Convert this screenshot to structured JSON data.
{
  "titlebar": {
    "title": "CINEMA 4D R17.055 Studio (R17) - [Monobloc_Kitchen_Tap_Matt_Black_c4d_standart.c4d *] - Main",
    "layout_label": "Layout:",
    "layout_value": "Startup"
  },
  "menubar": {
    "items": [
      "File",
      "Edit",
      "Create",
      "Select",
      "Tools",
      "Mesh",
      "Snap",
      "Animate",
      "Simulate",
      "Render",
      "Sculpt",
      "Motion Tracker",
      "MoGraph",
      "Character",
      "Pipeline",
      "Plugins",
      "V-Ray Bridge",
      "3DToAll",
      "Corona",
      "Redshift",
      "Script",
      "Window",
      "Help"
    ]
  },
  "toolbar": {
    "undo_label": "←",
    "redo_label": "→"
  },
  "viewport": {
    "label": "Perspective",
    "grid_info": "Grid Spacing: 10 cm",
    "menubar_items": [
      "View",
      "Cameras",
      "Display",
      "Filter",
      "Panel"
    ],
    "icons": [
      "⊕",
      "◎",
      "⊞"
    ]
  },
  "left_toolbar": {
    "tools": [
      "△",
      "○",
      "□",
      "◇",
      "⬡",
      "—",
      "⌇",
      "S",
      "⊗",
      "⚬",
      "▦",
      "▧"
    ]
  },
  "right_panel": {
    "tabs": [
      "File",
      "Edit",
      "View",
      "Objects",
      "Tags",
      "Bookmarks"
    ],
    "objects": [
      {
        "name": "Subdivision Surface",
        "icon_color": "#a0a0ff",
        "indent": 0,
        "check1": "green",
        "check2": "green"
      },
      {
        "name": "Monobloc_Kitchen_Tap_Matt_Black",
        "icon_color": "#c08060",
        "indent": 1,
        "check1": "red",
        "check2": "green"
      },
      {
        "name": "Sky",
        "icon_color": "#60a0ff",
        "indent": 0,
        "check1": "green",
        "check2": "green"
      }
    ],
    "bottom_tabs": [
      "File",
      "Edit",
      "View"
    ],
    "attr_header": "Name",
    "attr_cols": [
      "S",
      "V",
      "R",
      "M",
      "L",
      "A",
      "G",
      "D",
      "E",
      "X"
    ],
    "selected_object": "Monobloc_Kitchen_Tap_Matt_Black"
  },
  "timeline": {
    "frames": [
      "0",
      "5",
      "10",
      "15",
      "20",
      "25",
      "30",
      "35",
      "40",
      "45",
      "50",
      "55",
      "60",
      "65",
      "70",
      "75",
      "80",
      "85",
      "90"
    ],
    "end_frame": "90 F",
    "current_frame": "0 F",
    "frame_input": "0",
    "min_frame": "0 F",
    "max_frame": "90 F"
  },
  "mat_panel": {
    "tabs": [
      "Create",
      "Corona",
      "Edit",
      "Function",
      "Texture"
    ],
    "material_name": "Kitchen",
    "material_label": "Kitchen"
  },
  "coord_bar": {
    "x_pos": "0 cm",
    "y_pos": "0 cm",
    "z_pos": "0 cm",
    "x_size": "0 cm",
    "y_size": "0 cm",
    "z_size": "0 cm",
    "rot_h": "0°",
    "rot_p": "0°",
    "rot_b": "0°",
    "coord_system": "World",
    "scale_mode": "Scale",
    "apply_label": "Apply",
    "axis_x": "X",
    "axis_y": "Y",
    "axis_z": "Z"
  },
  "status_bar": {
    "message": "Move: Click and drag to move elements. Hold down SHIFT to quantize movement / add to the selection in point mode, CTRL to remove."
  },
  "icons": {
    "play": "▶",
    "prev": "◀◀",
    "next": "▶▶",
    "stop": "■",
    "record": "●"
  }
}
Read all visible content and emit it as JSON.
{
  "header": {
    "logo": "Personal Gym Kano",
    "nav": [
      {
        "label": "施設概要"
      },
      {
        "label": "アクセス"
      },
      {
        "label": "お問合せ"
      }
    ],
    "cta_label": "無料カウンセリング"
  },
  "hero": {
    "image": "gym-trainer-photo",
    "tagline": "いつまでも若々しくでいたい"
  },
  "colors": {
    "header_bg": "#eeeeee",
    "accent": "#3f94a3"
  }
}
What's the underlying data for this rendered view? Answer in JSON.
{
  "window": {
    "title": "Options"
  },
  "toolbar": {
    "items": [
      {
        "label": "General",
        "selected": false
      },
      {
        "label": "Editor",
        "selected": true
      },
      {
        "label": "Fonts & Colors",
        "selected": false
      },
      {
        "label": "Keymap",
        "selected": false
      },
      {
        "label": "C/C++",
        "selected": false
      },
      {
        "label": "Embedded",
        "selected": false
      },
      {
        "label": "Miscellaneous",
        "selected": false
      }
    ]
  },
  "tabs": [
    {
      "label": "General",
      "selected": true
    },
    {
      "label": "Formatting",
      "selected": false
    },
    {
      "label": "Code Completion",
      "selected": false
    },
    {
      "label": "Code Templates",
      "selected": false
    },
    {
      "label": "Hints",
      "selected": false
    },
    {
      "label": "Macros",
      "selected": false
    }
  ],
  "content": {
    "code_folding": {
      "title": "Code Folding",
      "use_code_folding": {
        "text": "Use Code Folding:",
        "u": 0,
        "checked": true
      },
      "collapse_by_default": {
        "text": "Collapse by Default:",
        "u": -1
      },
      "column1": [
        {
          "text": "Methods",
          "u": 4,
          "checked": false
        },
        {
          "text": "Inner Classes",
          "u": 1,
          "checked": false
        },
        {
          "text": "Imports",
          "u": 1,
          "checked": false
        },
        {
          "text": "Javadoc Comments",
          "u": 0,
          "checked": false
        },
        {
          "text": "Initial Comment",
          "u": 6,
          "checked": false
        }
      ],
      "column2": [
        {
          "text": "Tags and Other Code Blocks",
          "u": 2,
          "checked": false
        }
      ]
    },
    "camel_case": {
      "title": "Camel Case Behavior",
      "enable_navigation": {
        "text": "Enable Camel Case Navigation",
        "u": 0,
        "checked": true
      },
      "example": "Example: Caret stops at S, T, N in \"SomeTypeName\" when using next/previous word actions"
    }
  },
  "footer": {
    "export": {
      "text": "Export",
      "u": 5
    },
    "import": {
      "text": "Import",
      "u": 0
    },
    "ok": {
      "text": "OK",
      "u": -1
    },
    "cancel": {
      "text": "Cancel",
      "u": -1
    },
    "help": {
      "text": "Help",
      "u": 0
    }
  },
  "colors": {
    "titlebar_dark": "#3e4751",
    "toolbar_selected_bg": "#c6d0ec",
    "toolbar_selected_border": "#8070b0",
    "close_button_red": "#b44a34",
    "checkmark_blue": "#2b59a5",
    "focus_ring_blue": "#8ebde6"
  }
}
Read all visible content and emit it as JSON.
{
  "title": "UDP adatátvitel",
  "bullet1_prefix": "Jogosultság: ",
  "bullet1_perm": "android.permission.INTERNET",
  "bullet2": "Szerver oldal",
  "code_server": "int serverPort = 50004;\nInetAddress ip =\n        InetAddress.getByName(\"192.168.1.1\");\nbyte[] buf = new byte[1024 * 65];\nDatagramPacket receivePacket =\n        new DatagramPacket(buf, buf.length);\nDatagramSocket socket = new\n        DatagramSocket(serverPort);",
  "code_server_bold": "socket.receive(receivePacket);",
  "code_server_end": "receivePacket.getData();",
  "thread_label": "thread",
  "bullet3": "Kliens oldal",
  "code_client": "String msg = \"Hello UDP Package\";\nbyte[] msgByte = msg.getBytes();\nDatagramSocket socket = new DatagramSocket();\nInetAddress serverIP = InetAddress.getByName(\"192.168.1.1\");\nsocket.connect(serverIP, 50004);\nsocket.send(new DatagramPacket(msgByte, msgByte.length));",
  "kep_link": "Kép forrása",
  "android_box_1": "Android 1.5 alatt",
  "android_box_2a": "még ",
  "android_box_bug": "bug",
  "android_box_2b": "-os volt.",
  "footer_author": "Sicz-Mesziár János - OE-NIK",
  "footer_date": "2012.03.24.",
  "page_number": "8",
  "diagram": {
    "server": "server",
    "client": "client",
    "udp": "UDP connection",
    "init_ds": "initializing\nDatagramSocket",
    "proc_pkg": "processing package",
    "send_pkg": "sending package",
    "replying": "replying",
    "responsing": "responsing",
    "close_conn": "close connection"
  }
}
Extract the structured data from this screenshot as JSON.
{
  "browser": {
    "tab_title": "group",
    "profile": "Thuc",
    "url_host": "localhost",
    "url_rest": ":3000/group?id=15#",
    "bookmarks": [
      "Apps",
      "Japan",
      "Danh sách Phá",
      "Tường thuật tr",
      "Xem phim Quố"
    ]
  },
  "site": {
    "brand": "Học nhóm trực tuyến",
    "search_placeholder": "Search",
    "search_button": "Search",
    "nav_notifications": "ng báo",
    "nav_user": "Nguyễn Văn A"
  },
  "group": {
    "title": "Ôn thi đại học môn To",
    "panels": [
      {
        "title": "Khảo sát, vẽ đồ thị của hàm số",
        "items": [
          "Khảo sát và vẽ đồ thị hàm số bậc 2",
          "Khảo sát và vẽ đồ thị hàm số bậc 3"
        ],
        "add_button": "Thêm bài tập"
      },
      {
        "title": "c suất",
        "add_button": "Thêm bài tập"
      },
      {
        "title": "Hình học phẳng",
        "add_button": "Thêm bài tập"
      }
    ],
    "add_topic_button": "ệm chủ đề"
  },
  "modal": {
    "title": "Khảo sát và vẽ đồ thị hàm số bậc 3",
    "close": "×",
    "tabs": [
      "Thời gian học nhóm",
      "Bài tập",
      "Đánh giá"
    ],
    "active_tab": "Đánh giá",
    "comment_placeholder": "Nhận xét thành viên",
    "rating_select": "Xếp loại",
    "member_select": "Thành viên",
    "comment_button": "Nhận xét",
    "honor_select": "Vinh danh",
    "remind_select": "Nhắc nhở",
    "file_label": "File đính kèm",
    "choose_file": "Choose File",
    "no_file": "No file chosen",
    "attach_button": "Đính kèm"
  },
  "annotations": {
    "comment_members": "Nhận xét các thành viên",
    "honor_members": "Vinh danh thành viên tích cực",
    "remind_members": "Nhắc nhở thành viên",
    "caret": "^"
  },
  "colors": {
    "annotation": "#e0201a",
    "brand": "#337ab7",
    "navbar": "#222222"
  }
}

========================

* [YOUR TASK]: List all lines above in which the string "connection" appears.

* [RESPONSE TO THIS EXERCISE]:
    "udp": "UDP connection",
    "close_conn": "close connection"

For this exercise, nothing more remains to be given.